Problem requirements ▸ With no omissions, write out every record given below.

Provided entries ▸
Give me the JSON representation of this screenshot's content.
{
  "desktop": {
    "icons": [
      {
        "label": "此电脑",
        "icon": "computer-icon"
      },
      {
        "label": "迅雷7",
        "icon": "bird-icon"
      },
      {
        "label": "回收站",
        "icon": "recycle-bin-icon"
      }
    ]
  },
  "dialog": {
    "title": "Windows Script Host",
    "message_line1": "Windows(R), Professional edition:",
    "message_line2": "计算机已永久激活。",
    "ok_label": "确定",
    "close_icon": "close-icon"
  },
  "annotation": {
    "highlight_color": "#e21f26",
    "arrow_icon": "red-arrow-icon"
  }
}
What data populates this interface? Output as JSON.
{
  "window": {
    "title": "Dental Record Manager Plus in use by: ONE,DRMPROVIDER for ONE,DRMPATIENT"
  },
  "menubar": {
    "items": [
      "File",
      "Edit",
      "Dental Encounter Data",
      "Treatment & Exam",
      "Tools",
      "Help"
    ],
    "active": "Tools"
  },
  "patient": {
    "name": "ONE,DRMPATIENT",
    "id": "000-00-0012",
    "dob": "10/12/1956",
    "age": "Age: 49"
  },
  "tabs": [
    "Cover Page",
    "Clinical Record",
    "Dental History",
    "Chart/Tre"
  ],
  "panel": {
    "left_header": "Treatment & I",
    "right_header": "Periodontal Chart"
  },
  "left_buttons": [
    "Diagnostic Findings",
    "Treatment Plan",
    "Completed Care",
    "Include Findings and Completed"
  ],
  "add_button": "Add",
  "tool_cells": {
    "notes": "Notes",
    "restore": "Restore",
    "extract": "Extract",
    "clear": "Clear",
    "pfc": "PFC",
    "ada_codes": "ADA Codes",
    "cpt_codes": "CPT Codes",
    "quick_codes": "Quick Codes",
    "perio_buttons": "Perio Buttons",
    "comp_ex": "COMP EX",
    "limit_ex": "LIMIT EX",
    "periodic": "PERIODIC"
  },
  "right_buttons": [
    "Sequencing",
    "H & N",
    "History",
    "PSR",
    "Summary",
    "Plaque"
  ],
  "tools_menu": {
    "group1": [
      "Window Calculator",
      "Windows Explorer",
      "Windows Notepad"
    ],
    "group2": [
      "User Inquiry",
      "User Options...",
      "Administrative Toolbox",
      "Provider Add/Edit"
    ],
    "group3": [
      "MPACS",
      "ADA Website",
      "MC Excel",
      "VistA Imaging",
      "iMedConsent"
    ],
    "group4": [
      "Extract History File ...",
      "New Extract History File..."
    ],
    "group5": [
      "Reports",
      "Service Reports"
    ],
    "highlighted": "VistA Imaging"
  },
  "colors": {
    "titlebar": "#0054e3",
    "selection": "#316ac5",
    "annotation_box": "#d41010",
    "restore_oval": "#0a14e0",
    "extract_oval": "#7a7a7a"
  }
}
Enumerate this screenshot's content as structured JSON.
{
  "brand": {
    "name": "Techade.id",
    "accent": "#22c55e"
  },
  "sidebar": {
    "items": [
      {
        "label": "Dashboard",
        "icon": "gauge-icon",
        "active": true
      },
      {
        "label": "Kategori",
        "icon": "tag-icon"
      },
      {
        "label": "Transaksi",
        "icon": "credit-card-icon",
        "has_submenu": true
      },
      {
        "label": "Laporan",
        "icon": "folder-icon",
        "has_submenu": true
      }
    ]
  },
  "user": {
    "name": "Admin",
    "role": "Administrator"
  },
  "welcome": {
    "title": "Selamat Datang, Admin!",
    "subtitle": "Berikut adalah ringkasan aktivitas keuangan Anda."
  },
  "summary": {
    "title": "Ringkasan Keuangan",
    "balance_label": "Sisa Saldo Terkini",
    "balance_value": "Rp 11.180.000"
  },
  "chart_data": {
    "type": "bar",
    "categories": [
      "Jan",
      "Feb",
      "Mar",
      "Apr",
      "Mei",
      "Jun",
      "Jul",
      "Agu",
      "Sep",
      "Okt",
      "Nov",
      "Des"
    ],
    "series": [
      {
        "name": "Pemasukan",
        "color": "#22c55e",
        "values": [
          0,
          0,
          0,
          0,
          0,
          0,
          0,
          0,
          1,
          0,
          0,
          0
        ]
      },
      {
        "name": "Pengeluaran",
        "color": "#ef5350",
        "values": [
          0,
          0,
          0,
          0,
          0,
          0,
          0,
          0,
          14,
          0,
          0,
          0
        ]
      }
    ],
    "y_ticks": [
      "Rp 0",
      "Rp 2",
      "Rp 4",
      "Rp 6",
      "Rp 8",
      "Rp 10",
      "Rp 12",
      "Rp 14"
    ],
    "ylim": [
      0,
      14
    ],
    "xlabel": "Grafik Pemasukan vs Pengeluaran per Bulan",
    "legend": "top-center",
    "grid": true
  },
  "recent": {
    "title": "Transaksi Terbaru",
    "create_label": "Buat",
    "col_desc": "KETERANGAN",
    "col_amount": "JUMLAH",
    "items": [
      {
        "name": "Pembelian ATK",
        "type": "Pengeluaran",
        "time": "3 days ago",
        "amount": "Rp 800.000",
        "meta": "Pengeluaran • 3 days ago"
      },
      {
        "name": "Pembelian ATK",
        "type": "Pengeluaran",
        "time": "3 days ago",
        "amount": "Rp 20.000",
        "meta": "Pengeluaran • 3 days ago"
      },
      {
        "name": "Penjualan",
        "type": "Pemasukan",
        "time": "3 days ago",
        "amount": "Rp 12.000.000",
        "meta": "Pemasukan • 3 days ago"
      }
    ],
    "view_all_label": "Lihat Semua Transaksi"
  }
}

Exercise answer ▸
Give me the JSON representation of this screenshot's content.
{
  "desktop": {
    "icons": [
      {
        "label": "此电脑",
        "icon": "computer-icon"
      },
      {
        "label": "迅雷7",
        "icon": "bird-icon"
      },
      {
        "label": "回收站",
        "icon": "recycle-bin-icon"
      }
    ]
  },
  "dialog": {
    "title": "Windows Script Host",
    "message_line1": "Windows(R), Professional edition:",
    "message_line2": "计算机已永久激活。",
    "ok_label": "确定",
    "close_icon": "close-icon"
  },
  "annotation": {
    "highlight_color": "#e21f26",
    "arrow_icon": "red-arrow-icon"
  }
}
What data populates this interface? Output as JSON.
{
  "window": {
    "title": "Dental Record Manager Plus in use by: ONE,DRMPROVIDER for ONE,DRMPATIENT"
  },
  "menubar": {
    "items": [
      "File",
      "Edit",
      "Dental Encounter Data",
      "Treatment & Exam",
      "Tools",
      "Help"
    ],
    "active": "Tools"
  },
  "patient": {
    "name": "ONE,DRMPATIENT",
    "id": "000-00-0012",
    "dob": "10/12/1956",
    "age": "Age: 49"
  },
  "tabs": [
    "Cover Page",
    "Clinical Record",
    "Dental History",
    "Chart/Tre"
  ],
  "panel": {
    "left_header": "Treatment & I",
    "right_header": "Periodontal Chart"
  },
  "left_buttons": [
    "Diagnostic Findings",
    "Treatment Plan",
    "Completed Care",
    "Include Findings and Completed"
  ],
  "add_button": "Add",
  "tool_cells": {
    "notes": "Notes",
    "restore": "Restore",
    "extract": "Extract",
    "clear": "Clear",
    "pfc": "PFC",
    "ada_codes": "ADA Codes",
    "cpt_codes": "CPT Codes",
    "quick_codes": "Quick Codes",
    "perio_buttons": "Perio Buttons",
    "comp_ex": "COMP EX",
    "limit_ex": "LIMIT EX",
    "periodic": "PERIODIC"
  },
  "right_buttons": [
    "Sequencing",
    "H & N",
    "History",
    "PSR",
    "Summary",
    "Plaque"
  ],
  "tools_menu": {
    "group1": [
      "Window Calculator",
      "Windows Explorer",
      "Windows Notepad"
    ],
    "group2": [
      "User Inquiry",
      "User Options...",
      "Administrative Toolbox",
      "Provider Add/Edit"
    ],
    "group3": [
      "MPACS",
      "ADA Website",
      "MC Excel",
      "VistA Imaging",
      "iMedConsent"
    ],
    "group4": [
      "Extract History File ...",
      "New Extract History File..."
    ],
    "group5": [
      "Reports",
      "Service Reports"
    ],
    "highlighted": "VistA Imaging"
  },
  "colors": {
    "titlebar": "#0054e3",
    "selection": "#316ac5",
    "annotation_box": "#d41010",
    "restore_oval": "#0a14e0",
    "extract_oval": "#7a7a7a"
  }
}
Enumerate this screenshot's content as structured JSON.
{
  "brand": {
    "name": "Techade.id",
    "accent": "#22c55e"
  },
  "sidebar": {
    "items": [
      {
        "label": "Dashboard",
        "icon": "gauge-icon",
        "active": true
      },
      {
        "label": "Kategori",
        "icon": "tag-icon"
      },
      {
        "label": "Transaksi",
        "icon": "credit-card-icon",
        "has_submenu": true
      },
      {
        "label": "Laporan",
        "icon": "folder-icon",
        "has_submenu": true
      }
    ]
  },
  "user": {
    "name": "Admin",
    "role": "Administrator"
  },
  "welcome": {
    "title": "Selamat Datang, Admin!",
    "subtitle": "Berikut adalah ringkasan aktivitas keuangan Anda."
  },
  "summary": {
    "title": "Ringkasan Keuangan",
    "balance_label": "Sisa Saldo Terkini",
    "balance_value": "Rp 11.180.000"
  },
  "chart_data": {
    "type": "bar",
    "categories": [
      "Jan",
      "Feb",
      "Mar",
      "Apr",
      "Mei",
      "Jun",
      "Jul",
      "Agu",
      "Sep",
      "Okt",
      "Nov",
      "Des"
    ],
    "series": [
      {
        "name": "Pemasukan",
        "color": "#22c55e",
        "values": [
          0,
          0,
          0,
          0,
          0,
          0,
          0,
          0,
          1,
          0,
          0,
          0
        ]
      },
      {
        "name": "Pengeluaran",
        "color": "#ef5350",
        "values": [
          0,
          0,
          0,
          0,
          0,
          0,
          0,
          0,
          14,
          0,
          0,
          0
        ]
      }
    ],
    "y_ticks": [
      "Rp 0",
      "Rp 2",
      "Rp 4",
      "Rp 6",
      "Rp 8",
      "Rp 10",
      "Rp 12",
      "Rp 14"
    ],
    "ylim": [
      0,
      14
    ],
    "xlabel": "Grafik Pemasukan vs Pengeluaran per Bulan",
    "legend": "top-center",
    "grid": true
  },
  "recent": {
    "title": "Transaksi Terbaru",
    "create_label": "Buat",
    "col_desc": "KETERANGAN",
    "col_amount": "JUMLAH",
    "items": [
      {
        "name": "Pembelian ATK",
        "type": "Pengeluaran",
        "time": "3 days ago",
        "amount": "Rp 800.000",
        "meta": "Pengeluaran • 3 days ago"
      },
      {
        "name": "Pembelian ATK",
        "type": "Pengeluaran",
        "time": "3 days ago",
        "amount": "Rp 20.000",
        "meta": "Pengeluaran • 3 days ago"
      },
      {
        "name": "Penjualan",
        "type": "Pemasukan",
        "time": "3 days ago",
        "amount": "Rp 12.000.000",
        "meta": "Pemasukan • 3 days ago"
      }
    ],
    "view_all_label": "Lihat Semua Transaksi"
  }
}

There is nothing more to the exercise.